Well, now that Banerjee has also sent me to Dr. B., I dipped again into The Heathen and His Blindness. It's not easy reading for me - filled with scholarly allusions I don't recognize and epistemological circumlocutions and qualifications I find hard to parse. Possibly a symptom of my inability to understand another culture - but I doubt it. Anyway, I skipped ahead to his summary (Chapter 12).
Here is one paragraph of interest:
In a way, one could also describe the entire argument of the book in the following way. A culture, the West, believes that all cultures are constituted (partially) by religion; it further believes that individuals and cultures require worldviews to orient and navigate themselves in the world. These beliefs are those of a culture and I show that they partially constitute the West. To show this, I specify how cultures differ from each other. Relating learning processes to cultural differences help us here.
My first quibble is that I don't think cultures really have beliefs of that sort - individuals do. That's true in every primitive village but it's far more true in a huge and highly varied culture like India or "The West." Each of us sees the world individually, and we communicate our perceptions to others in our own cultures much the way that we communicate with somebody in another culture, the only difference being that we need to make more allowance for differences the greater the difference in our backgrounds. The second thing I would say is that religion, broadly interpreted, is extremely widespread, even if it isn't universal.
The argument seems to be that Westerners are incapable of understanding Indian culture, and vice-versa. I don't believe that. Understanding anybody else's thoughts is imperfect, but it's a task we humans have invested a lot of wetware in and we are good at it.
He also seems to argue that Indians don't have religion.

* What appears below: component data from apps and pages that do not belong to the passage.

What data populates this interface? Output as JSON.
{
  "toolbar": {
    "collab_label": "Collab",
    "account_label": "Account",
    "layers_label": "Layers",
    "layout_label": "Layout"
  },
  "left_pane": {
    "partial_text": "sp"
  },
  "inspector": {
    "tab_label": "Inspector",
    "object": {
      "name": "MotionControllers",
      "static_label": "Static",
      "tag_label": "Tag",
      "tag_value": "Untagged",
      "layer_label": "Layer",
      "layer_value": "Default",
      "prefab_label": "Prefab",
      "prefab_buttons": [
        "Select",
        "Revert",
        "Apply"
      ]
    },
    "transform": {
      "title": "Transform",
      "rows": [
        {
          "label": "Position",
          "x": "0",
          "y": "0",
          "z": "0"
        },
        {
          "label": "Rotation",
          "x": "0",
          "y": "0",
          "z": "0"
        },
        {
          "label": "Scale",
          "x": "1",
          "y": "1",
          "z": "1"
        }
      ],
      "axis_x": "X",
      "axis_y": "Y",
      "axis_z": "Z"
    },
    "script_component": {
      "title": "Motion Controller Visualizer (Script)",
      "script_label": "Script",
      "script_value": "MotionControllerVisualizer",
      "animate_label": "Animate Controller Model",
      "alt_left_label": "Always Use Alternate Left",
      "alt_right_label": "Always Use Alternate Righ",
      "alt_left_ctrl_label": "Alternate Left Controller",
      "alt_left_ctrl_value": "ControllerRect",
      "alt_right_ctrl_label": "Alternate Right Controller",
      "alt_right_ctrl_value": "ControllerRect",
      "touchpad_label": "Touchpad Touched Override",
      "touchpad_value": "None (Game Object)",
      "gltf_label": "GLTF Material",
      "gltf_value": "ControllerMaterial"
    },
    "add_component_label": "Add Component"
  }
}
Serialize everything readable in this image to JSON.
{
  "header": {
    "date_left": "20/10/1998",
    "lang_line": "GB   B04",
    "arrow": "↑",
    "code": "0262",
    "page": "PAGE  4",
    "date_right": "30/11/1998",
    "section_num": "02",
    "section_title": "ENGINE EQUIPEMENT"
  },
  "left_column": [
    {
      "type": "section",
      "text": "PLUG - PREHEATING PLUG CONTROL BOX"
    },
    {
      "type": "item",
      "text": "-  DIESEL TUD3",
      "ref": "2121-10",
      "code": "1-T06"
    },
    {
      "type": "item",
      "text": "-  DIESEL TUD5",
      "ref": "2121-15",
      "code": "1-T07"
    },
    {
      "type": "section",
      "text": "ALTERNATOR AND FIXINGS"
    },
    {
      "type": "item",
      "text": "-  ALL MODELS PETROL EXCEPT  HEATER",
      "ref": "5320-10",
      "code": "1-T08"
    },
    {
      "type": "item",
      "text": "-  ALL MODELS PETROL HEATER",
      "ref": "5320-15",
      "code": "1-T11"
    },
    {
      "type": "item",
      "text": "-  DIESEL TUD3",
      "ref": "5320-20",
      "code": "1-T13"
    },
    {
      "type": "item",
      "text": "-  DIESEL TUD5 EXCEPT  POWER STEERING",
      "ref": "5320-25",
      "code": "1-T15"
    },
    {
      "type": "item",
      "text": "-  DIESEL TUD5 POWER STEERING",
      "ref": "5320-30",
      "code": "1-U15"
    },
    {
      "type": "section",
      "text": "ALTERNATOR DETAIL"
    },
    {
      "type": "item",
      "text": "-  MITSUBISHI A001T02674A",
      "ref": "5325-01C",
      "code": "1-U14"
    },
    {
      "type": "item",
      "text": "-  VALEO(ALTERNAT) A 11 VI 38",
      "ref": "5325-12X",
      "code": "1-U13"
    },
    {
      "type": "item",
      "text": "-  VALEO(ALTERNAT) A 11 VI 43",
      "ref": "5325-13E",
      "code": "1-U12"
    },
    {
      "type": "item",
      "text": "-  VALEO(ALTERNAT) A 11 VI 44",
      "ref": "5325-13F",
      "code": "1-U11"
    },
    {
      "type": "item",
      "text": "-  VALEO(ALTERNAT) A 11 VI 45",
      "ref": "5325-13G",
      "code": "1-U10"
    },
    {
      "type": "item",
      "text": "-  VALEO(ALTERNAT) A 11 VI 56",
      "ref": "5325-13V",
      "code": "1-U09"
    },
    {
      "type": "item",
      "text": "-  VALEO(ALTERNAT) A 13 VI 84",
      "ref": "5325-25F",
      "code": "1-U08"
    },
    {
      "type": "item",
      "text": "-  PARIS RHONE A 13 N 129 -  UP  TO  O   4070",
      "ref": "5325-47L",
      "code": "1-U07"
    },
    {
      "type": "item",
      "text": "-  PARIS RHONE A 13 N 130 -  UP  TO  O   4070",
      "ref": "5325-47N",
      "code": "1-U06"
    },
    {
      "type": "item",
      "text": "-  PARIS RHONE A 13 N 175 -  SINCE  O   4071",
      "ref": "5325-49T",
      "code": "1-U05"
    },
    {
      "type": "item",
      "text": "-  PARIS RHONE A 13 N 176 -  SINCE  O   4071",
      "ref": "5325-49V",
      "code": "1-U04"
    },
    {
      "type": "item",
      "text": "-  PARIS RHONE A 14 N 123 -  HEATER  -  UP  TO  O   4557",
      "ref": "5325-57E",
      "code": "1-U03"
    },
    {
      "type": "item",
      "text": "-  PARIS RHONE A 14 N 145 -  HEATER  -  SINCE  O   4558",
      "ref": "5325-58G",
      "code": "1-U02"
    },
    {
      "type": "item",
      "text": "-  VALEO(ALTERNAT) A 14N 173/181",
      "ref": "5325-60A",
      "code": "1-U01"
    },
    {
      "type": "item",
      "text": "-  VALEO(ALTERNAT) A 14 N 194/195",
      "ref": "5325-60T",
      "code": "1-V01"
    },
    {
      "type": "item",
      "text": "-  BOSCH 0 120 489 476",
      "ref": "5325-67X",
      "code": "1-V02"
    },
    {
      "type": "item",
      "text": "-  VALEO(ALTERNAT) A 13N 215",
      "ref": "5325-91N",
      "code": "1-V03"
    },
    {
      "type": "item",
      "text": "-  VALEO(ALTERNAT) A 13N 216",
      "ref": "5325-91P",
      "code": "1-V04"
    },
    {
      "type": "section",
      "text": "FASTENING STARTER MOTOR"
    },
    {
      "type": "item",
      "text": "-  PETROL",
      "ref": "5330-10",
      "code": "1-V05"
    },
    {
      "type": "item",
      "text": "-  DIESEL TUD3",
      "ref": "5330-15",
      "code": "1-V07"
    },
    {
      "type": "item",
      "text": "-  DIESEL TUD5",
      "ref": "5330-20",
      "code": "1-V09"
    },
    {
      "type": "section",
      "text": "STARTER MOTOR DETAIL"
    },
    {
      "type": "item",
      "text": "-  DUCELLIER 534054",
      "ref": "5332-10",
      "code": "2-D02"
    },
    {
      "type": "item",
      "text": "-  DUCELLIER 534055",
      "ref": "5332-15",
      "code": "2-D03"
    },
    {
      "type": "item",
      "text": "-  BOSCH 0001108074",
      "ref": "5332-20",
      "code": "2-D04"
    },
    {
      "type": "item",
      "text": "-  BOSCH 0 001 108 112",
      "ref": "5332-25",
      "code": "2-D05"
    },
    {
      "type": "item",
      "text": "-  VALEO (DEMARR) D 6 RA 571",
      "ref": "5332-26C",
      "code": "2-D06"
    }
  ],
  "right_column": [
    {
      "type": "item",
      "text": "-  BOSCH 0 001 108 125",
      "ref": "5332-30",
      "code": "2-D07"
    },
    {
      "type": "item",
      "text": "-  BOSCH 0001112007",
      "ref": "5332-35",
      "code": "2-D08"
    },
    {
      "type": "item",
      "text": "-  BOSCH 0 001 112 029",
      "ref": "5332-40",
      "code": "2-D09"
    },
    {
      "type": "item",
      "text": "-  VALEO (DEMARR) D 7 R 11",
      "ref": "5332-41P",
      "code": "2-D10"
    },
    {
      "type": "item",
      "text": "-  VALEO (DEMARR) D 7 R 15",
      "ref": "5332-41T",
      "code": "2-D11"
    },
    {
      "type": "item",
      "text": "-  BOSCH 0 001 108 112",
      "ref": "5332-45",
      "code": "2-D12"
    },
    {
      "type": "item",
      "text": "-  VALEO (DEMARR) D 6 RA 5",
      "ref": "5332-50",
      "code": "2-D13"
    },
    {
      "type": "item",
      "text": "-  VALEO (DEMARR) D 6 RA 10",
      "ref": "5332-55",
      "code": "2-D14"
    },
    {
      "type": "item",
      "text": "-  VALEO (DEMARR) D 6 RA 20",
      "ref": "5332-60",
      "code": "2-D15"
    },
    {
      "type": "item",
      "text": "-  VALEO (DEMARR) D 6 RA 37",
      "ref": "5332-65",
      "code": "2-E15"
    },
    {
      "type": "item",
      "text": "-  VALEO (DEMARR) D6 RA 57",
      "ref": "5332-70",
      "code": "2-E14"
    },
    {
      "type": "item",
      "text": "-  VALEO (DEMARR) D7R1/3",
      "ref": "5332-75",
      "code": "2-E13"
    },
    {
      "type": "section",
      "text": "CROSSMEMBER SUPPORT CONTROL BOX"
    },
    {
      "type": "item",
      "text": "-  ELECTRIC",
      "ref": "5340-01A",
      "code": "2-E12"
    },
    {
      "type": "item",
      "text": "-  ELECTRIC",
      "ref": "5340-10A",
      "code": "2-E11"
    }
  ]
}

If he had said Indians didn't have one religion, I would certainly agree. If he had said most Indian religions are pretty different from the Abramaic religions, I would also agree. If he said Indian religion is not mostly about theology, I would agree with that too. But if he says they don't have religion, I just have to ask what all those temples and statues of spirit creatures are about.